Attorneys for Measurement Incorporated and the Tennessee state Attorney General’s office both declined comment, referring Marketplace K-12 to court documents laying out their positions. But in those filings, Tennessee officials dispute the vendor’s claims—and they’re seeking damages of their own, to be determined by the court.
Regardless of how the lawsuit is decided, Tennessee’s testing woes did not end when it parted ways with Measurement Incorporated.
This year, login problems and an apparent cyberattack prevented thousands of students from accessing the exam, and about 1,400 students ended up taking the wrong version of the test, known TNReady, as my colleague Ben Herold explained in a recent story. The state’s current vendor is Questar.
The legal challenge filed by Measurement Inc. stems from disruptions that occurred on Feb. 8, 2016, after students began logging onto the vendor’s online testing platform, MIST.
In its lawsuit, the company says that by 9:15 a.m. that day, 22,000 students were online taking tests, and the vendor began receiving reports that some school districts were having delays during the login process, and coping with slow response times.
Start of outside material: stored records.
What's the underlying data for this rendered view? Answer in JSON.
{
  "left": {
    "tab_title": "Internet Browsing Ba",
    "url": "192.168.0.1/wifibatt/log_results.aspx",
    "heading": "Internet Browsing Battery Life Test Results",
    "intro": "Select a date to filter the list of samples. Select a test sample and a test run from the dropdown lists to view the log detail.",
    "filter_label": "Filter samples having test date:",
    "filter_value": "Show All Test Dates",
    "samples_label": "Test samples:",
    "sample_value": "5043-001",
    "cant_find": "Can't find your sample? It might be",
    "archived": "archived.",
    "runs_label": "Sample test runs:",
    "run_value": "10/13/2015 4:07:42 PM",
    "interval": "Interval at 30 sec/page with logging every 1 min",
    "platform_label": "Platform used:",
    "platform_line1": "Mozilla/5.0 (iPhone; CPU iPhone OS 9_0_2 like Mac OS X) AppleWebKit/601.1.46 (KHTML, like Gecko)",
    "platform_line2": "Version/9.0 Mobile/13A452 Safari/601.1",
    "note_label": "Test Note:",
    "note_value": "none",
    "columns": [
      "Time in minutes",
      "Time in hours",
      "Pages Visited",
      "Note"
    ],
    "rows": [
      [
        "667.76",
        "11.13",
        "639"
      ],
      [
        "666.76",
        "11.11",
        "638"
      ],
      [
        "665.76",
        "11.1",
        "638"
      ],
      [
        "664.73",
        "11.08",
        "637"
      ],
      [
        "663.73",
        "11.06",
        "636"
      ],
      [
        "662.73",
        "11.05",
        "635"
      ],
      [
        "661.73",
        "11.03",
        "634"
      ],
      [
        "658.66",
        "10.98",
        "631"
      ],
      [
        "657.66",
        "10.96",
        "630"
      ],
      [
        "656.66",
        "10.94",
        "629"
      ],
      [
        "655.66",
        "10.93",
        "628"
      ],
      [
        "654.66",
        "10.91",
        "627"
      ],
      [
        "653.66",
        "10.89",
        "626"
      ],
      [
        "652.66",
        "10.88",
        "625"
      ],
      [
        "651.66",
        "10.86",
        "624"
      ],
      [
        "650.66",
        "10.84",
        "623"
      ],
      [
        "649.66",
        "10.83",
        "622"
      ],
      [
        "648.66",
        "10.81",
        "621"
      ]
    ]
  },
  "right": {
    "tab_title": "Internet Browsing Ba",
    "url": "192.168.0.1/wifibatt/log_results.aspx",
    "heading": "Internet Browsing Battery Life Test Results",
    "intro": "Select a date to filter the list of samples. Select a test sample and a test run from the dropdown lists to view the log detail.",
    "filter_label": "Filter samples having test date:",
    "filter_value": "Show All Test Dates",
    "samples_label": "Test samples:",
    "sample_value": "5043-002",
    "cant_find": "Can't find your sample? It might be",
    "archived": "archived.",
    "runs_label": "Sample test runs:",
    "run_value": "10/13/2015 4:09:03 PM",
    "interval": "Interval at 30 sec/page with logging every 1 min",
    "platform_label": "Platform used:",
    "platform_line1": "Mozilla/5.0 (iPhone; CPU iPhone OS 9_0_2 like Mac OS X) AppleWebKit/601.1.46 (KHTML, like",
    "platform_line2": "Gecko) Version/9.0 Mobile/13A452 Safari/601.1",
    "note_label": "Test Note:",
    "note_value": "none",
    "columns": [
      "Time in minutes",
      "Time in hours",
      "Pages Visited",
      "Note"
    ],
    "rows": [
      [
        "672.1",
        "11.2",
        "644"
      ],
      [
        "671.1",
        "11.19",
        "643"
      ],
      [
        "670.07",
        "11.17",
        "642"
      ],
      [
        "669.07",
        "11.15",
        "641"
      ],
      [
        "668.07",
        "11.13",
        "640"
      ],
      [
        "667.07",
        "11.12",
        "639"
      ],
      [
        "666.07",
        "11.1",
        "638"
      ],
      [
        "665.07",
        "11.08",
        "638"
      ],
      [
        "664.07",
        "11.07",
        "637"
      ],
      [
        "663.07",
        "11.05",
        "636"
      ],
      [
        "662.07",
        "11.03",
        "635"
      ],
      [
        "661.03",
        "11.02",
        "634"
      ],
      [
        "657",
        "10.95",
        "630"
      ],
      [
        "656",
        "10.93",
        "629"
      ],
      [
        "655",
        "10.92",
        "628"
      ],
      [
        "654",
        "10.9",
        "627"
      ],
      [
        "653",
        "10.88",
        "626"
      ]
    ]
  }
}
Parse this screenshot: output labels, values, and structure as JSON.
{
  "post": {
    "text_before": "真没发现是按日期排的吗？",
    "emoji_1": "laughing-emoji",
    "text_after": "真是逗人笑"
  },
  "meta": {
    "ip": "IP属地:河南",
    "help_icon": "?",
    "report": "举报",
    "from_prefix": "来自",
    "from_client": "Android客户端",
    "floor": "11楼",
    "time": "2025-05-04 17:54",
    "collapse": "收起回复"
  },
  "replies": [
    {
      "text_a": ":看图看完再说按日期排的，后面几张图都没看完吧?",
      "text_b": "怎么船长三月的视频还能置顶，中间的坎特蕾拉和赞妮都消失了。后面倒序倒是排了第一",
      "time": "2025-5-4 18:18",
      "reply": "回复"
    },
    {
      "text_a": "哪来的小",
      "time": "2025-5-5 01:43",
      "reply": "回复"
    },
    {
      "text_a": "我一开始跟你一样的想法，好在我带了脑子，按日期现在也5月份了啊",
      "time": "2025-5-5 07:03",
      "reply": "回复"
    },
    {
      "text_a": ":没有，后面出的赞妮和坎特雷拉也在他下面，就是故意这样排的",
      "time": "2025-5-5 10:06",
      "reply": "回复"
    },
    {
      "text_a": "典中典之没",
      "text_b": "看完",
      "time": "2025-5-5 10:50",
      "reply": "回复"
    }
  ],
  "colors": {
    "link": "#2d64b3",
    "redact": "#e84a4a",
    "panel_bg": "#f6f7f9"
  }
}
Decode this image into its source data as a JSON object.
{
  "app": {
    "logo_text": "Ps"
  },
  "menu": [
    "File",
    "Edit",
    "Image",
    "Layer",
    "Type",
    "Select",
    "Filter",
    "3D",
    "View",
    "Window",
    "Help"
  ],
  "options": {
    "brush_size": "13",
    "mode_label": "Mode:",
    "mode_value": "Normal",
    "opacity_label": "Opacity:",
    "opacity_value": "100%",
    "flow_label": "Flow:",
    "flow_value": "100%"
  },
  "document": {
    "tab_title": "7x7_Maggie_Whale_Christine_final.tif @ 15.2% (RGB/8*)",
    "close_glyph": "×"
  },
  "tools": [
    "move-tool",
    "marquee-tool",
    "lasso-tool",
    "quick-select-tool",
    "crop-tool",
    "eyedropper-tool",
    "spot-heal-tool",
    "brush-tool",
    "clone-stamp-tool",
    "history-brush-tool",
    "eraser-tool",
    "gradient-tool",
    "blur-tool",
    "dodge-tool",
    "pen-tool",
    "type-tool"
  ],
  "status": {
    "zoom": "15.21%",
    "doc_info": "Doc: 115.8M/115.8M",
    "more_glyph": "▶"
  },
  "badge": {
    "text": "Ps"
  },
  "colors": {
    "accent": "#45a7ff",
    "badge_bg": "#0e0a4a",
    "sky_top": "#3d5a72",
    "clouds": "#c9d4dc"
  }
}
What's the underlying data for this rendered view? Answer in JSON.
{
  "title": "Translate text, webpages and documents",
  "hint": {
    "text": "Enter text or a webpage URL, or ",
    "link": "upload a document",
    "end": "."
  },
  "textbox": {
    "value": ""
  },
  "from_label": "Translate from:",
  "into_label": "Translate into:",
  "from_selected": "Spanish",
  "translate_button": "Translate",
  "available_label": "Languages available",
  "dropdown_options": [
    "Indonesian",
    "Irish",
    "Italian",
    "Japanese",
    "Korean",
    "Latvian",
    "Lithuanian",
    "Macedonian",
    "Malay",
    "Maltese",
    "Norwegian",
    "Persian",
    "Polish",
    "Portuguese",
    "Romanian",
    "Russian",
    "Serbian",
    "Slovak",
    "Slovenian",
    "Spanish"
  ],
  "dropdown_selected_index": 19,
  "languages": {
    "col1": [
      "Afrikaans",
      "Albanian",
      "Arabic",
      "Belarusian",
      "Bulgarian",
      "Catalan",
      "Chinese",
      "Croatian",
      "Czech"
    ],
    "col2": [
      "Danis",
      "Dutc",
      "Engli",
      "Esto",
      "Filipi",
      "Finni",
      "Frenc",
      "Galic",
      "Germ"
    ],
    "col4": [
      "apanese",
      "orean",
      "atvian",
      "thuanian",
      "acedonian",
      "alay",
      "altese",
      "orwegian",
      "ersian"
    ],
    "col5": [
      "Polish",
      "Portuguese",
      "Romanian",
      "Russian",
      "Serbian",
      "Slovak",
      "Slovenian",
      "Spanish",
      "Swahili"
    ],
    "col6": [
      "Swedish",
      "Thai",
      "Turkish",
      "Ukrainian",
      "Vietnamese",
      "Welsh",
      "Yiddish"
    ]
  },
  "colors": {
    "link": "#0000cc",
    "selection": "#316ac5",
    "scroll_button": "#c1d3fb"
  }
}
By 10:15 a.m., however, response times returned to normal, Measurement Incorporated argues.
But at 11 a.m. that day, according to the vendor’s recounting, Tennessee Commissioner of Education Candice McQueen sent an e-mail to all school districts telling them to halt testing.
During the hours that followed, thousands of tests were nonetheless processed successfully, the lawsuit claims. Yet later during the same day, Tennessee officials went ahead with what the vendor describes as a “knee-jerk reaction to unreasonably, unilaterally, and unjustifiably” cancel all online tests and switch to paper-and-pencil versions.
State’s Vision Set Back
In fact, Measurement Incorporated says, the delays that frustrated some schools were due to “temporary network saturation” caused by students logging onto the MIST platform at the same time. That problem would have been resolved, the company says, with an adjustment of the testing window.
Measurement Incorporated says Tennessee officials later required the vendor to cancel all online testing and switch to paper-based testing, without considering alternatives.
In a separate document filed with the Tennessee Claims Commission, Measurement Inc. says it had to swallow big costs while trying to satisfy Tennessee’s demands for paper-testing. The company says it was “using all known United States-based paper printing vendors” available. At one point, FedEx’s air operations from one state, North Carolina, could no longer accept some paper shipments “because of the huge volume involved,” the vendor says
Measurement Inc. had a pair of contracts with the state, worth roughly $107 million and $58 million, both of which were canceled.
State officials deny Measurement Inc.’s claims. In its response to the lawsuit, state officials say the company failed to live up to its contracts, including the ability to shift from online tests to paper ones when needed.
“The move to online testing represented an important step for Tennessee’s investment in education technology, with the aim of preparing students for the real world,” state officials said. “The state spent months working with school districts in advance of the rollout” of the exams.
Ultimately, Tennessee officials “trusted and relied on” Measurement Inc. to deliver a “functioning, computer-based testing platform,” the state argued, but the vendor fell short.
The case is now pending before the state’s claims commission, which considers lawsuits brought against the state of Tennessee, including those for alleged breaches of contract.